Now the door opened outwards; and as the door opened wider and wider, Mr. Pickwick receded behind it, more and more. What was his astonishment when he just peeped out, by way of caution, to see that the person who had opened it was--not Job Trotter, but a servant-girl with a candle in her hand! Mr. Pickwick drew in his head again, with the swiftness displayed by that admirable melodramatic performer, Punch, when he lies in wait for the flat-headed comedian with the tin box of music.
'It must have been the cat, Sarah,' said the girl, addressing herself to some one in the house. 'Puss, puss, puss,--tit, tit, tit.'
But no animal being decoyed by these blandishments, the girl slowly closed the door, and re-fastened it; leaving Mr. Pickwick drawn up straight against the wall.
'This is very curious,' thought Mr. Pickwick. 'They are sitting up beyond their usual hour, I suppose. Extremely unfortunate, that they should have chosen this night, of all others, for such a purpose--exceedingly.' And with these thoughts, Mr. Pickwick cautiously retired to the angle of the wall in which he had been before ensconced; waiting until such time as he might deem it safe to repeat the signal.
He had not been here five minutes, when a vivid flash of lightning was followed by a loud peal of thunder that crashed and rolled away in the distance with a terrific noise-- then came another flash of lightning, brighter than the other, and a second peal of thunder louder than the first; and then down came the rain, with a force and fury that swept everything before it.
Mr. Pickwick was perfectly aware that a tree is a very dangerous neighbour in a thunderstorm. He had a tree on his right, a tree on his left, a third before him, and a fourth behind. If he remained where he was, he might fall the victim of an accident; if he showed himself in the centre of the garden, he might be consigned to a constable. Once or twice he tried to scale the wall, but having no other legs this time, than those with which Nature had furnished him, the only effect of his struggles was to inflict a variety of very unpleasant gratings on his knees and shins, and to throw him into a state of the most profuse perspiration.
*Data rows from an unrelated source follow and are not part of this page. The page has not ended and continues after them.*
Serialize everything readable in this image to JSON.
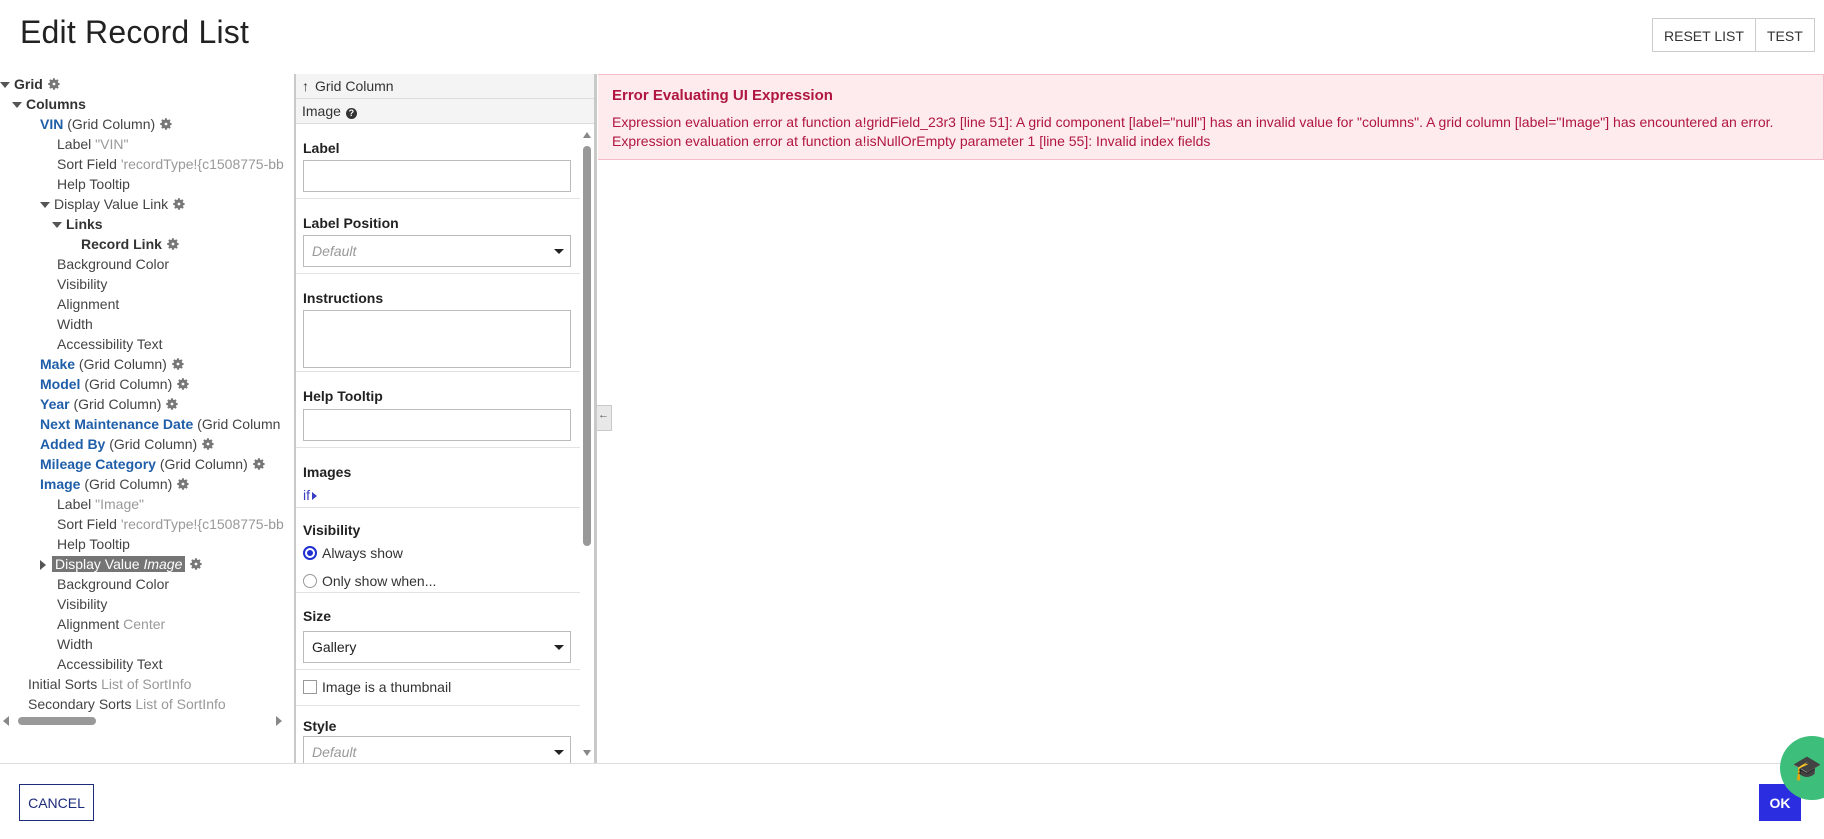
{
  "header": {
    "title": "Edit Record List",
    "reset_label": "RESET LIST",
    "test_label": "TEST"
  },
  "tree": {
    "grid": "Grid",
    "columns": "Columns",
    "vin": {
      "name": "VIN",
      "type": "(Grid Column)"
    },
    "vin_label_key": "Label",
    "vin_label_val": "\"VIN\"",
    "vin_sort_key": "Sort Field",
    "vin_sort_val": "'recordType!{c1508775-bb",
    "vin_help": "Help Tooltip",
    "display_value_link": "Display Value Link",
    "links": "Links",
    "record_link": "Record Link",
    "vin_bg": "Background Color",
    "vin_visibility": "Visibility",
    "vin_alignment": "Alignment",
    "vin_width": "Width",
    "vin_access": "Accessibility Text",
    "make": {
      "name": "Make",
      "type": "(Grid Column)"
    },
    "model": {
      "name": "Model",
      "type": "(Grid Column)"
    },
    "year": {
      "name": "Year",
      "type": "(Grid Column)"
    },
    "next_maint": {
      "name": "Next Maintenance Date",
      "type": "(Grid Column"
    },
    "added_by": {
      "name": "Added By",
      "type": "(Grid Column)"
    },
    "mileage": {
      "name": "Mileage Category",
      "type": "(Grid Column)"
    },
    "image": {
      "name": "Image",
      "type": "(Grid Column)"
    },
    "img_label_key": "Label",
    "img_label_val": "\"Image\"",
    "img_sort_key": "Sort Field",
    "img_sort_val": "'recordType!{c1508775-bb",
    "img_help": "Help Tooltip",
    "display_value": "Display Value",
    "display_value_italic": "Image",
    "img_bg": "Background Color",
    "img_visibility": "Visibility",
    "img_alignment_key": "Alignment",
    "img_alignment_val": "Center",
    "img_width": "Width",
    "img_access": "Accessibility Text",
    "initial_sorts_key": "Initial Sorts",
    "initial_sorts_val": "List of SortInfo",
    "secondary_sorts_key": "Secondary Sorts",
    "secondary_sorts_val": "List of SortInfo"
  },
  "config": {
    "breadcrumb": "Grid Column",
    "component": "Image",
    "label": {
      "title": "Label",
      "value": ""
    },
    "label_position": {
      "title": "Label Position",
      "value": "Default"
    },
    "instructions": {
      "title": "Instructions"
    },
    "help_tooltip": {
      "title": "Help Tooltip",
      "value": ""
    },
    "images": {
      "title": "Images",
      "value": "if"
    },
    "visibility": {
      "title": "Visibility",
      "opt1": "Always show",
      "opt2": "Only show when..."
    },
    "size": {
      "title": "Size",
      "value": "Gallery"
    },
    "thumbnail": "Image is a thumbnail",
    "style": {
      "title": "Style",
      "value": "Default"
    }
  },
  "error": {
    "title": "Error Evaluating UI Expression",
    "message": "Expression evaluation error at function a!gridField_23r3 [line 51]: A grid component [label=\"null\"] has an invalid value for \"columns\". A grid column [label=\"Image\"] has encountered an error. Expression evaluation error at function a!isNullOrEmpty parameter 1 [line 55]: Invalid index fields"
  },
  "footer": {
    "cancel_label": "CANCEL",
    "ok_label": "OK"
  },
  "colors": {
    "link": "#1f5ea8",
    "error_text": "#b0163f",
    "error_bg": "#fdebee",
    "primary": "#2a2de0",
    "fab": "#3dbf7b"
  },
  "icons": [
    "gear-icon",
    "help-icon",
    "arrow-up-icon",
    "chevron-down-icon",
    "caret-right-icon",
    "collapse-left-icon",
    "graduation-cap-icon"
  ]
}
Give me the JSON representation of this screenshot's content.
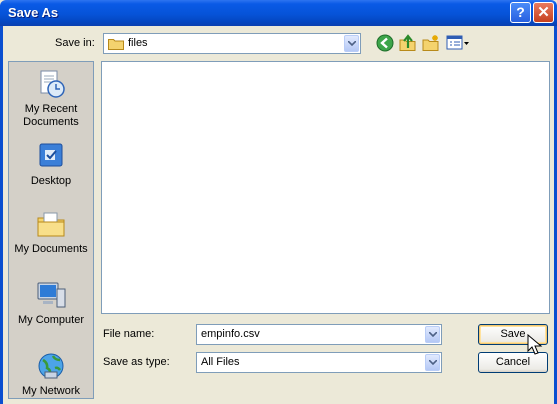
{
  "window": {
    "title": "Save As",
    "help_label": "?",
    "close_label": "✕"
  },
  "toolbar": {
    "save_in_label": "Save in:",
    "save_in_value": "files",
    "icons": [
      "back-icon",
      "up-folder-icon",
      "new-folder-icon",
      "views-menu-icon"
    ]
  },
  "places": [
    {
      "label": "My Recent Documents",
      "icon": "recent-documents-icon"
    },
    {
      "label": "Desktop",
      "icon": "desktop-icon"
    },
    {
      "label": "My Documents",
      "icon": "my-documents-icon"
    },
    {
      "label": "My Computer",
      "icon": "my-computer-icon"
    },
    {
      "label": "My Network",
      "icon": "network-icon"
    }
  ],
  "form": {
    "file_name_label": "File name:",
    "file_name_value": "empinfo.csv",
    "save_as_type_label": "Save as type:",
    "save_as_type_value": "All Files"
  },
  "buttons": {
    "save_label": "Save",
    "cancel_label": "Cancel"
  },
  "colors": {
    "titlebar": "#0653D8",
    "dialog_bg": "#ECE9D8",
    "places_bg": "#D4D0C8",
    "focus_ring": "#F3C770"
  }
}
'What a dreadful situation,' said Mr. Pickwick, pausing to wipe his brow after this exercise. He looked up at the house--all was dark. They must be gone to bed now. He would try the signal again.
He walked on tiptoe across the moist gravel, and tapped at the door. He held his breath, and listened at the key-hole. No reply: very odd. Another knock. He listened again. There was a low whispering inside, and then a voice cried--
'That's not Job,' thought Mr. Pickwick, hastily drawing himself straight up against the wall again. 'It's a woman.'
He had scarcely had time to form this conclusion, when a window above stairs was thrown up, and three or four female voices repeated the query--'Who's there?'
Mr. Pickwick dared not move hand or foot. It was clear that the whole establishment was roused. He made up his mind to remain where he was, until the alarm had subsided; and then by a supernatural effort, to get over the wall, or perish in the attempt.
Like all Mr. Pickwick's determinations, this was the best that could be made under the circumstances; but, unfortunately, it was founded upon the assumption that they would not venture to open the door again. What was his discomfiture, when he heard the chain and bolts withdrawn, and saw the door slowly opening, wider and wider! He retreated into the corner, step by step; but do what he would, the interposition of his own person, prevented its being opened to its utmost width.
'Who's there?' screamed a numerous chorus of treble voices from the staircase inside, consisting of the spinster lady of the establishment, three teachers, five female servants, and thirty boarders, all half-dressed and in a forest of curl-papers.
Of course Mr. Pickwick didn't say who was there: and then the burden of the chorus changed into--'Lor! I am so frightened.'
'Cook,' said the lady abbess, who took care to be on the top stair, the very last of the group--'cook, why don't you go a little way into the garden?' 'Please, ma'am, I don't like,' responded the cook.